If you paid a household employee cash wages of $2,000 or more during a calendar year.
If you withheld federal income tax for a household employee during a calendar year.
If you paid total cash wages of $1,000 or more in any calendar quarter of the current or previous year to all household employees.
With this information in mind, here is a question you need to answer: is the person working in your home actually considered an employee? The IRS defines a household employee as follows:
"If you hired someone to do household work and you could control what work he or she did and how he or she did it, you had a household employee. This is true even if you gave the employee freedom of action. What matters is that you had the right to control the details of how the work was done."
Types of Household Employees
Many people struggle to determine if they must file Schedule H, as they don't fully understand who is considered a household employee.
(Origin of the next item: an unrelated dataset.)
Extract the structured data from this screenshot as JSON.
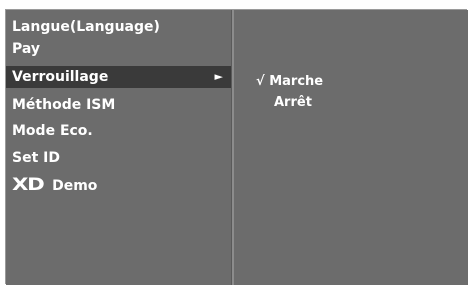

In short, this is anybody you pay to provide services in your household, including but not limited to:
Private nurse or health aide
Housekeeper or maid
Gardener or landscaper
Personal assistant or personal chef
When and Where to File Schedule H
Once you come to the conclusion that you have to file Schedule H, it is important to become familiar with the finer details of when, where and how to move forward.
Exceptions: if you receive an extension to file your tax return, you can also hold off on filing Schedule H. In the event that you are a fiscal year filer, you will want to remit your return, along with Schedule H, by the due date of your fiscal year return.
Schedule H Records
If you have a household employee and are required to file Schedule H, there are some things you need to know from a recordkeeping perspective.
Keep copies of Schedule H for a minimum of four years from the filing due date.
Each payday, record and keep amounts and dates for the following: noncash and cash wage payments; Social Security tax withheld; Medicare tax withheld; and federal income tax withheld.
While some IRS forms are confusing, Schedule H is relatively straightforward and simple to understand once you know what is being asked of you.
Once you've reviewed the Schedule H instructions, if you have any questions or concerns, you will want to consult with a tax professional.